Print all the records exactly, please.

*** Opening Provided information ***

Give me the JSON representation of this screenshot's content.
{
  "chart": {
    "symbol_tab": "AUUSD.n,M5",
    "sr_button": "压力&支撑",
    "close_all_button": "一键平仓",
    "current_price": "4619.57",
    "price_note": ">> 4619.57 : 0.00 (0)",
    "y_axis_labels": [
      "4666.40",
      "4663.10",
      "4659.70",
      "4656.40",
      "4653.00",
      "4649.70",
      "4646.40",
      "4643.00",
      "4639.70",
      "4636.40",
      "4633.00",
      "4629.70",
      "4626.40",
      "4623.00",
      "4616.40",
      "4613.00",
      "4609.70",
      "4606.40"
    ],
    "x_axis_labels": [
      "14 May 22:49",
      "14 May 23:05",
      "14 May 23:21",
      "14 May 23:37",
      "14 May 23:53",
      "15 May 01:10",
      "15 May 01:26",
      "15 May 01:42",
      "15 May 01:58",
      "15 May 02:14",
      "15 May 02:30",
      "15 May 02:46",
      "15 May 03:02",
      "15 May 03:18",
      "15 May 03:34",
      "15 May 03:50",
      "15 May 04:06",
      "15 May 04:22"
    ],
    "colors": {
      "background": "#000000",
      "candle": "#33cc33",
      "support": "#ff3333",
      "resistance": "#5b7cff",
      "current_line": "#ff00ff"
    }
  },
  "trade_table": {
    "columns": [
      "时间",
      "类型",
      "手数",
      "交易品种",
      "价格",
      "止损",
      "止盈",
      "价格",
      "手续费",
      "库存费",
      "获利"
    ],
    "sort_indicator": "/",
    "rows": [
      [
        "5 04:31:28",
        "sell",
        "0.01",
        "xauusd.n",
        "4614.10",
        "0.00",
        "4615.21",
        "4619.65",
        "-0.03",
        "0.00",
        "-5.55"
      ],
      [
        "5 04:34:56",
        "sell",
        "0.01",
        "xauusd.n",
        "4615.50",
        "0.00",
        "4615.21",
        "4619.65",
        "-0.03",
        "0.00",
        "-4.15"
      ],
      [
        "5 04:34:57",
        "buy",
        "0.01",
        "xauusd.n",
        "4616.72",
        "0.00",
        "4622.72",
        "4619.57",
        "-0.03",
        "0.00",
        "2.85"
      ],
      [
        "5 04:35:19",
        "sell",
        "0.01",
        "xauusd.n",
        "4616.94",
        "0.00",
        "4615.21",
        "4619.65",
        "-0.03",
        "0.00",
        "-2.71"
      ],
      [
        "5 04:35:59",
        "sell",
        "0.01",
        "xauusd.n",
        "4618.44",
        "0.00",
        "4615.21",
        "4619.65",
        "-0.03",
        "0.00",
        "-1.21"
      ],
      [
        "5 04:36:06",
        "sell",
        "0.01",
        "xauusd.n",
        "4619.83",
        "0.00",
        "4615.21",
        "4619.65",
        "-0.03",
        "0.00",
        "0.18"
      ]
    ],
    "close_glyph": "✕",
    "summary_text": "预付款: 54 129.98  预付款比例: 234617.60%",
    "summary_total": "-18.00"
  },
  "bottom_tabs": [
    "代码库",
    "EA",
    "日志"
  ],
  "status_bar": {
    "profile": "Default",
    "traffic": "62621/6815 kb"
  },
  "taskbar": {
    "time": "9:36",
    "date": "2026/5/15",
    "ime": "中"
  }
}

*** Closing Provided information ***

## Final answer
Give me the JSON representation of this screenshot's content.
{
  "chart": {
    "symbol_tab": "AUUSD.n,M5",
    "sr_button": "压力&支撑",
    "close_all_button": "一键平仓",
    "current_price": "4619.57",
    "price_note": ">> 4619.57 : 0.00 (0)",
    "y_axis_labels": [
      "4666.40",
      "4663.10",
      "4659.70",
      "4656.40",
      "4653.00",
      "4649.70",
      "4646.40",
      "4643.00",
      "4639.70",
      "4636.40",
      "4633.00",
      "4629.70",
      "4626.40",
      "4623.00",
      "4616.40",
      "4613.00",
      "4609.70",
      "4606.40"
    ],
    "x_axis_labels": [
      "14 May 22:49",
      "14 May 23:05",
      "14 May 23:21",
      "14 May 23:37",
      "14 May 23:53",
      "15 May 01:10",
      "15 May 01:26",
      "15 May 01:42",
      "15 May 01:58",
      "15 May 02:14",
      "15 May 02:30",
      "15 May 02:46",
      "15 May 03:02",
      "15 May 03:18",
      "15 May 03:34",
      "15 May 03:50",
      "15 May 04:06",
      "15 May 04:22"
    ],
    "colors": {
      "background": "#000000",
      "candle": "#33cc33",
      "support": "#ff3333",
      "resistance": "#5b7cff",
      "current_line": "#ff00ff"
    }
  },
  "trade_table": {
    "columns": [
      "时间",
      "类型",
      "手数",
      "交易品种",
      "价格",
      "止损",
      "止盈",
      "价格",
      "手续费",
      "库存费",
      "获利"
    ],
    "sort_indicator": "/",
    "rows": [
      [
        "5 04:31:28",
        "sell",
        "0.01",
        "xauusd.n",
        "4614.10",
        "0.00",
        "4615.21",
        "4619.65",
        "-0.03",
        "0.00",
        "-5.55"
      ],
      [
        "5 04:34:56",
        "sell",
        "0.01",
        "xauusd.n",
        "4615.50",
        "0.00",
        "4615.21",
        "4619.65",
        "-0.03",
        "0.00",
        "-4.15"
      ],
      [
        "5 04:34:57",
        "buy",
        "0.01",
        "xauusd.n",
        "4616.72",
        "0.00",
        "4622.72",
        "4619.57",
        "-0.03",
        "0.00",
        "2.85"
      ],
      [
        "5 04:35:19",
        "sell",
        "0.01",
        "xauusd.n",
        "4616.94",
        "0.00",
        "4615.21",
        "4619.65",
        "-0.03",
        "0.00",
        "-2.71"
      ],
      [
        "5 04:35:59",
        "sell",
        "0.01",
        "xauusd.n",
        "4618.44",
        "0.00",
        "4615.21",
        "4619.65",
        "-0.03",
        "0.00",
        "-1.21"
      ],
      [
        "5 04:36:06",
        "sell",
        "0.01",
        "xauusd.n",
        "4619.83",
        "0.00",
        "4615.21",
        "4619.65",
        "-0.03",
        "0.00",
        "0.18"
      ]
    ],
    "close_glyph": "✕",
    "summary_text": "预付款: 54 129.98  预付款比例: 234617.60%",
    "summary_total": "-18.00"
  },
  "bottom_tabs": [
    "代码库",
    "EA",
    "日志"
  ],
  "status_bar": {
    "profile": "Default",
    "traffic": "62621/6815 kb"
  },
  "taskbar": {
    "time": "9:36",
    "date": "2026/5/15",
    "ime": "中"
  }
}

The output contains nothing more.